Martin, R.D., Brabyn, L. & Potter, M.A. (2010). Sensitivity of GIS-derived terrain variables at multiple scales for modelling stoat (Mustela erminea) activity. Applied Geography.
Permanent Research Commons link: http://hdl.handle.net/10289/4610

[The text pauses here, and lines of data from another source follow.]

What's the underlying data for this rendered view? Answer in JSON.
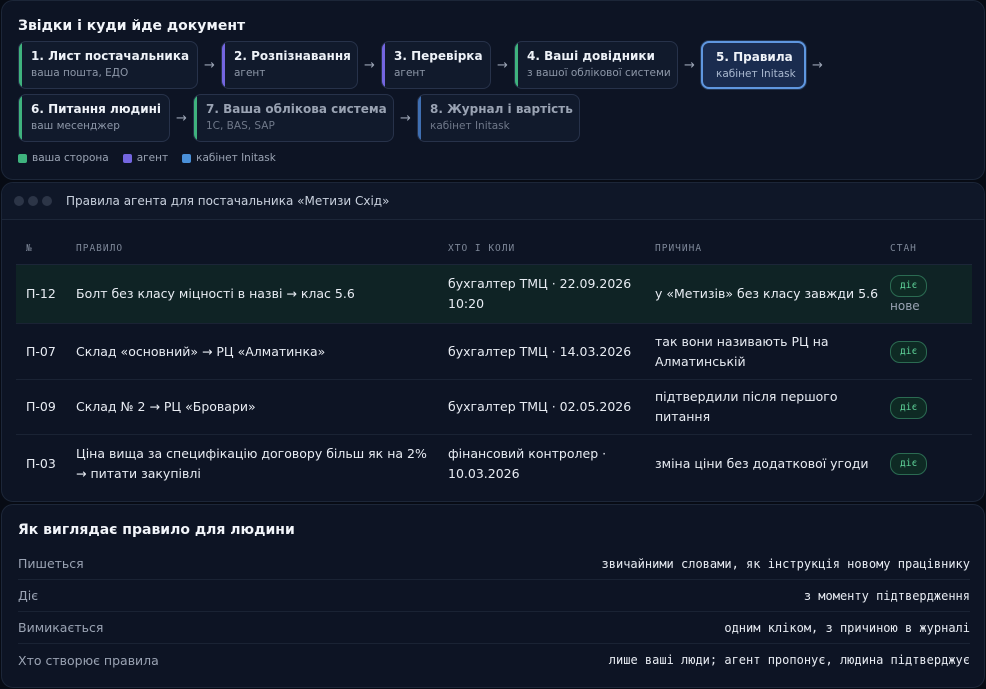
{
  "flow": {
    "title": "Звідки і куди йде документ",
    "steps": [
      {
        "title": "1. Лист постачальника",
        "sub": "ваша пошта, ЕДО"
      },
      {
        "title": "2. Розпізнавання",
        "sub": "агент"
      },
      {
        "title": "3. Перевірка",
        "sub": "агент"
      },
      {
        "title": "4. Ваші довідники",
        "sub": "з вашої облікової системи"
      },
      {
        "title": "5. Правила",
        "sub": "кабінет Initask"
      },
      {
        "title": "6. Питання людині",
        "sub": "ваш месенджер"
      },
      {
        "title": "7. Ваша облікова система",
        "sub": "1С, BAS, SAP"
      },
      {
        "title": "8. Журнал і вартість",
        "sub": "кабінет Initask"
      }
    ],
    "arrow": "→",
    "legend": [
      {
        "label": "ваша сторона",
        "color": "#3fb37e"
      },
      {
        "label": "агент",
        "color": "#7466e0"
      },
      {
        "label": "кабінет Initask",
        "color": "#4a90d9"
      }
    ]
  },
  "rules": {
    "window_title": "Правила агента для постачальника «Метизи Схід»",
    "columns": {
      "id": "№",
      "rule": "ПРАВИЛО",
      "who": "ХТО І КОЛИ",
      "why": "ПРИЧИНА",
      "state": "СТАН"
    },
    "rows": [
      {
        "id": "П-12",
        "rule": "Болт без класу міцності в назві → клас 5.6",
        "who": "бухгалтер ТМЦ · 22.09.2026 10:20",
        "why": "у «Метизів» без класу завжди 5.6",
        "state": "діє",
        "note": "нове"
      },
      {
        "id": "П-07",
        "rule": "Склад «основний» → РЦ «Алматинка»",
        "who": "бухгалтер ТМЦ · 14.03.2026",
        "why": "так вони називають РЦ на Алматинській",
        "state": "діє"
      },
      {
        "id": "П-09",
        "rule": "Склад № 2 → РЦ «Бровари»",
        "who": "бухгалтер ТМЦ · 02.05.2026",
        "why": "підтвердили після першого питання",
        "state": "діє"
      },
      {
        "id": "П-03",
        "rule": "Ціна вища за специфікацію договору більш як на 2% → питати закупівлі",
        "who": "фінансовий контролер · 10.03.2026",
        "why": "зміна ціни без додаткової угоди",
        "state": "діє"
      }
    ]
  },
  "human": {
    "title": "Як виглядає правило для людини",
    "rows": [
      {
        "k": "Пишеться",
        "v": "звичайними словами, як інструкція новому працівнику"
      },
      {
        "k": "Діє",
        "v": "з моменту підтвердження"
      },
      {
        "k": "Вимикається",
        "v": "одним кліком, з причиною в журналі"
      },
      {
        "k": "Хто створює правила",
        "v": "лише ваші люди; агент пропонує, людина підтверджує"
      }
    ]
  }
}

This research combines automated Geographical Information Systems (GIS) and iterative logistic regression scripting to data-mine for terrain variables that predict stoat (Mustela erminea) visitation to tracking-stations in a New Zealand indigenous forest and explore the impact of spatial analysis scale on modelling outcomes. Variables such as curvature and density of tracks are dependent on the scale of the analysis window used to compute the values. With automated GIS analysis it is possible to derive a large number of terrain parameters that vary in computational scale. It is common for analysts to make nominal choices regarding the size and type of analysis windows when calculating these derived variables, without testing the statistical validity of that choice. Stoats are a significant pest in New Zealand and threaten extinction for a number of vulnerable native species. Field data on stoat activity, based on footprint tracking tunnels, were used to develop an Akaike Information Criterion (AIC) optimised predictive model applying stepwise model selection. Once the optimal model was determined, the sensitivity of the model to different terrain parameters was tested by systematically substituting each variable and calculating the difference this made to the model equation. The most dominant terrain predictors influencing stoat visitation were proximity to tracks, altitude, northerly and easterly aspect, mean curvature, and topographical position and slope. Proximity to tracks and mean curvature were the most sensitive variables to analysis scale. This paper demonstrates the importance of considering scale in developing predictive models and the need to test many ecologically sensible analysis scales in order to find the best predictive variables. The paper concludes that GIS-based spatial data extraction, combined with automated statistical data mining methods, has an important role in developing accurate animal activity models.